Modern American romantic film comedy has developed in a number of genres.  Two of my favourites are the “I get to go back in time (usually high school) and fix the mistakes I made then”, and the “I leap forward in time, get a glimpse of my dystopic romantic future, and get to fix my mistakes”.  Classic examples of the genre are “Peggy Sue Got Married” (back in time) and “The Family Man” (the future).  (And how ironic is it that Nicholas Cage stars in both films?  The role which Cage plays in iconic American films is definitely under-appreciated, and will be the subject of a separate post soon.)

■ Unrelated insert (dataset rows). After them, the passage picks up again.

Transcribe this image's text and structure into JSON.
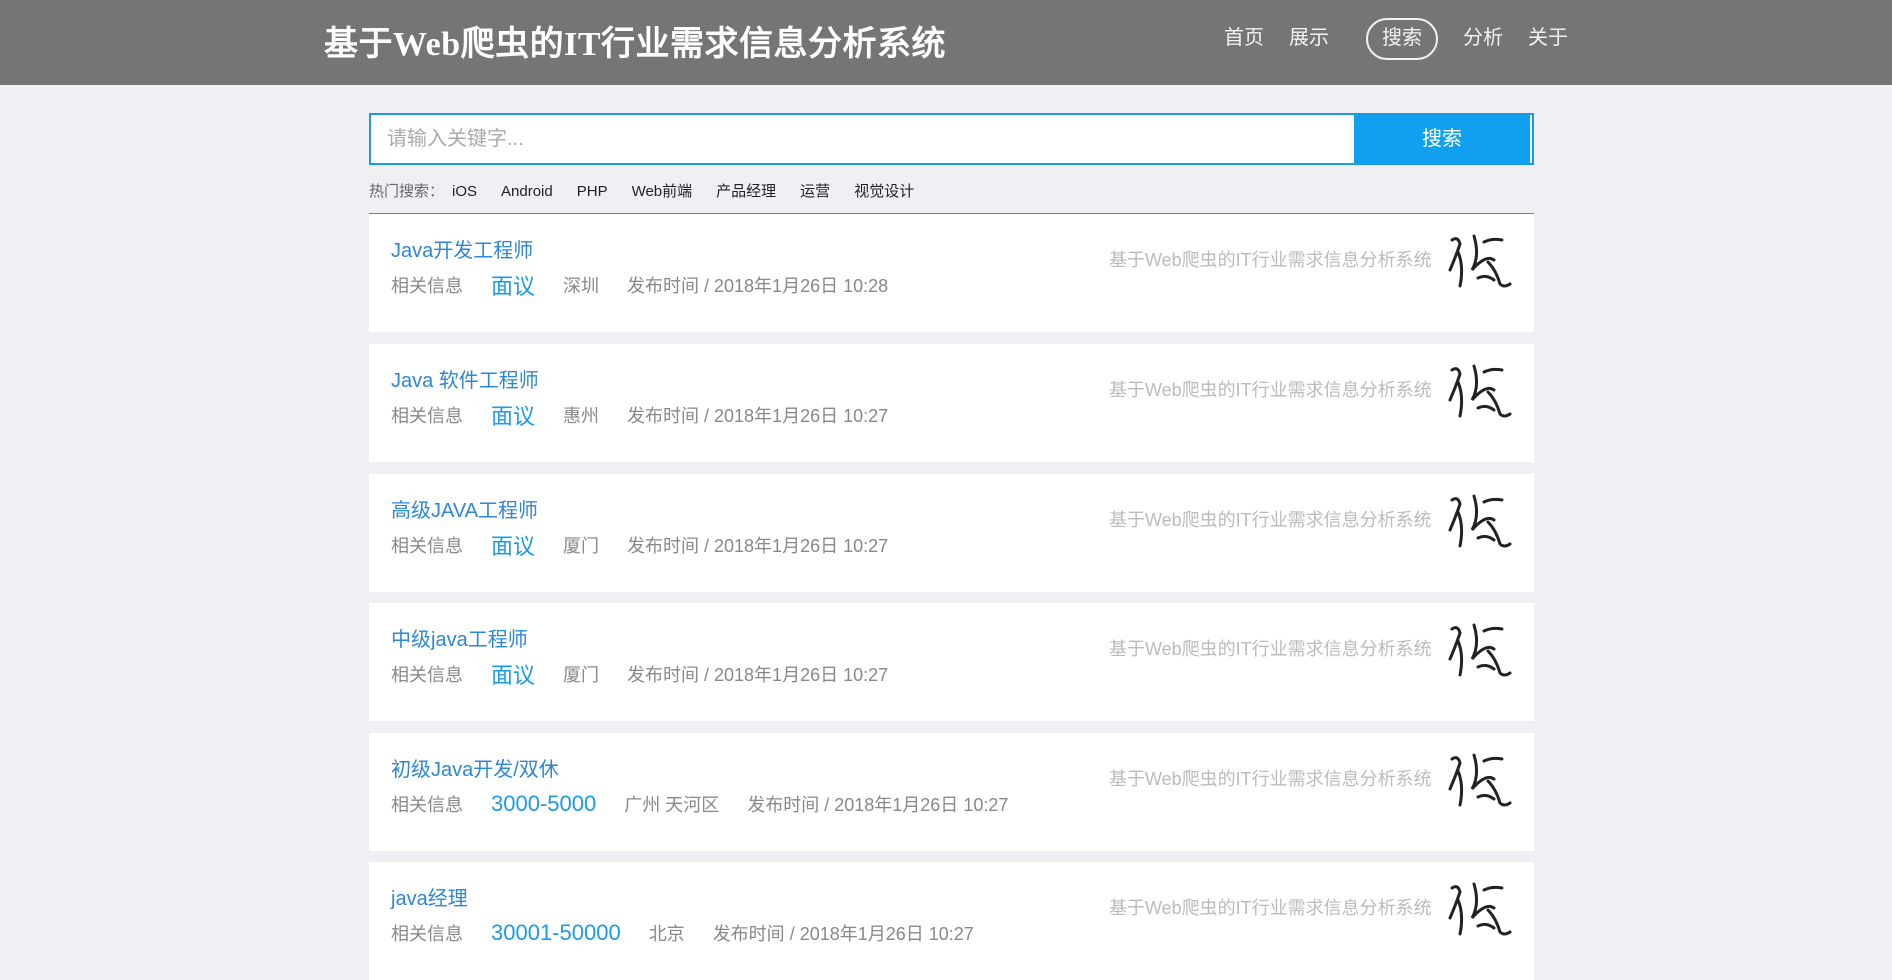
{
  "header": {
    "title": "基于Web爬虫的IT行业需求信息分析系统",
    "nav": [
      "首页",
      "展示",
      "搜索",
      "分析",
      "关于"
    ],
    "active_nav": "搜索"
  },
  "search": {
    "placeholder": "请输入关键字...",
    "value": "",
    "button_label": "搜索"
  },
  "hot": {
    "label": "热门搜索：",
    "tags": [
      "iOS",
      "Android",
      "PHP",
      "Web前端",
      "产品经理",
      "运营",
      "视觉设计"
    ]
  },
  "jobs": [
    {
      "title": "Java开发工程师",
      "info_label": "相关信息",
      "salary": "面议",
      "city": "深圳",
      "date": "发布时间 / 2018年1月26日 10:28",
      "company": "基于Web爬虫的IT行业需求信息分析系统",
      "logo_icon": "calligraphy-chen-logo-icon"
    },
    {
      "title": "Java 软件工程师",
      "info_label": "相关信息",
      "salary": "面议",
      "city": "惠州",
      "date": "发布时间 / 2018年1月26日 10:27",
      "company": "基于Web爬虫的IT行业需求信息分析系统",
      "logo_icon": "calligraphy-chen-logo-icon"
    },
    {
      "title": "高级JAVA工程师",
      "info_label": "相关信息",
      "salary": "面议",
      "city": "厦门",
      "date": "发布时间 / 2018年1月26日 10:27",
      "company": "基于Web爬虫的IT行业需求信息分析系统",
      "logo_icon": "calligraphy-chen-logo-icon"
    },
    {
      "title": "中级java工程师",
      "info_label": "相关信息",
      "salary": "面议",
      "city": "厦门",
      "date": "发布时间 / 2018年1月26日 10:27",
      "company": "基于Web爬虫的IT行业需求信息分析系统",
      "logo_icon": "calligraphy-chen-logo-icon"
    },
    {
      "title": "初级Java开发/双休",
      "info_label": "相关信息",
      "salary": "3000-5000",
      "city": "广州 天河区",
      "date": "发布时间 / 2018年1月26日 10:27",
      "company": "基于Web爬虫的IT行业需求信息分析系统",
      "logo_icon": "calligraphy-chen-logo-icon"
    },
    {
      "title": "java经理",
      "info_label": "相关信息",
      "salary": "30001-50000",
      "city": "北京",
      "date": "发布时间 / 2018年1月26日 10:27",
      "company": "基于Web爬虫的IT行业需求信息分析系统",
      "logo_icon": "calligraphy-chen-logo-icon"
    }
  ],
  "colors": {
    "header_bg": "#757575",
    "accent": "#11a0f0",
    "title_link": "#2e86d6",
    "page_bg": "#efeff4"
  }
}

In “Camille Rewinds”, French-Jewish Noemie Lvovsky directs, co-writes and stars as Camille, an unhappy, about-to-be divorced woman (think Kathleen Turner in “Peggy Sue Got Married”).  At a New Year’s Eve party, she faints and travels back in time to her sixteen year-old high school past when she first met her husband.  She magically slips into her past life, but this time knows the future consequences of her actions and tries hard to avoid them.  It’s a light, romantic fantasy, marred only by Lvovsky’s casting herself as Camille:  the somewhat rotund Lvovksy does not look anything close to sixteen, and she has cast two actors as her parents who look nothing like her distinctly Ashkenazic Jewish features.

Camille Rewinds poster in French

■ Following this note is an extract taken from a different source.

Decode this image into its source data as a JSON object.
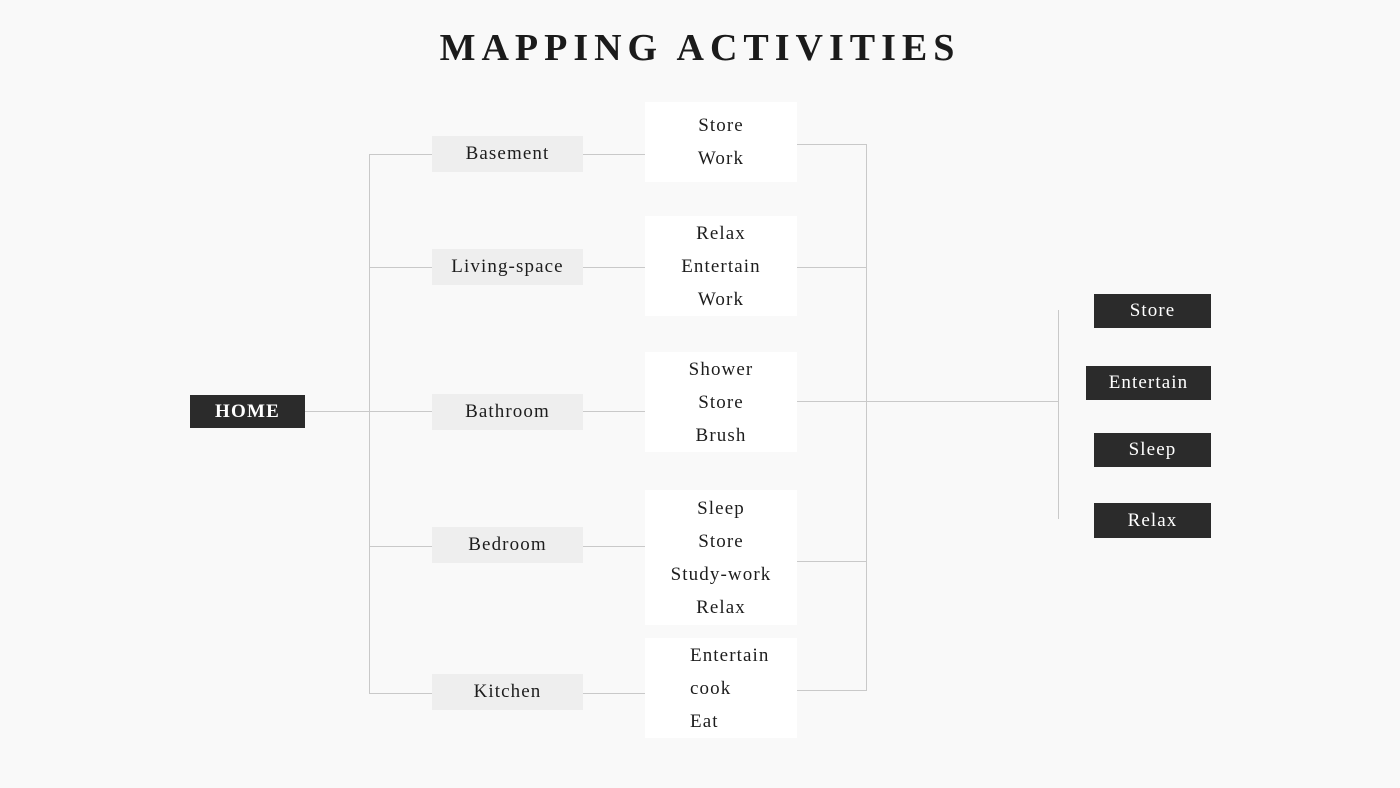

Another Jewish actor – noted writer/director Mathieu Kassovitz – stars in “Another Woman’s Life”.  In their twenties, young Marie (a delightful Juliette Binoche) meets and falls in love with Paul (Kassovitz), but wakes up to discover that she and Paul have been married for ten years.  Worse yet, they are on the verge of divorce, both in relationships with other people.  Like Nicolas Cage and Tea Leoni in “The Family Man”, can Marie save her marriage – the one she cannot remember even having?

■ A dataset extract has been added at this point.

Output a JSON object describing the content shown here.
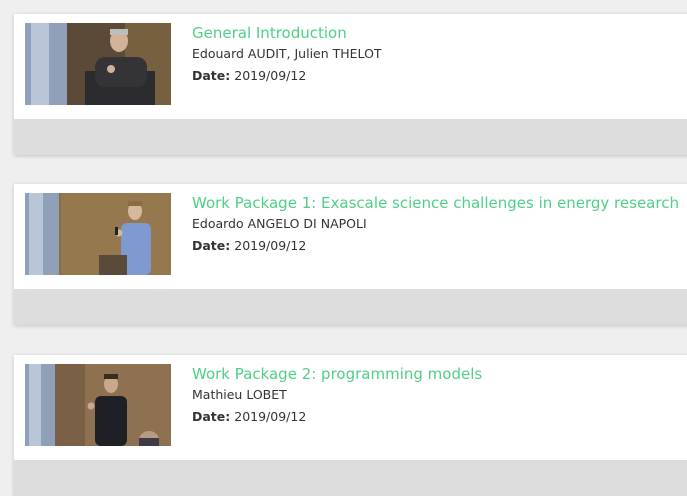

Another Womans Life Kassovitz Binoche

In “Happiness Never Comes Alone”, popular Moroccan-Jewish actor and comedian Gad Elmaleh plays a French-Jewish musician Sacha.  He falls in love with Charlotte (played by a very radiant Sophie Marceau), a woman with two former husbands, three children and a busy professional life.  Will these two lovers overcome their challenges and achieve a happy life together?  Yet another truly American-style story of individuals triumphing over adversity, enlivened by the bursting energy that the two leads bring to the screen.  Sacha’s grandmother has the best funny Jewish lines, with her first “is she Jewish?” question, and her telling Sacha to check Charlotte’s sons at night to see if they are circumcised.

Happiness Never Comes Alone Elmaleh Marceau

Rounding out the films of related Jewish interest are an historic drama and a powerful documentary.  The closing night film “Les Enfants du Paradis” is an epic made in Paris during the final years of the Nazi occupation: many view this classic as the best French film ever made.  And in “The Invisibles”, gay French-Jewish documentarian Sebastien Lifshitz looks at homosexual men and women born during the period 1919 to 1939, a time when they were forced to become “invisible”.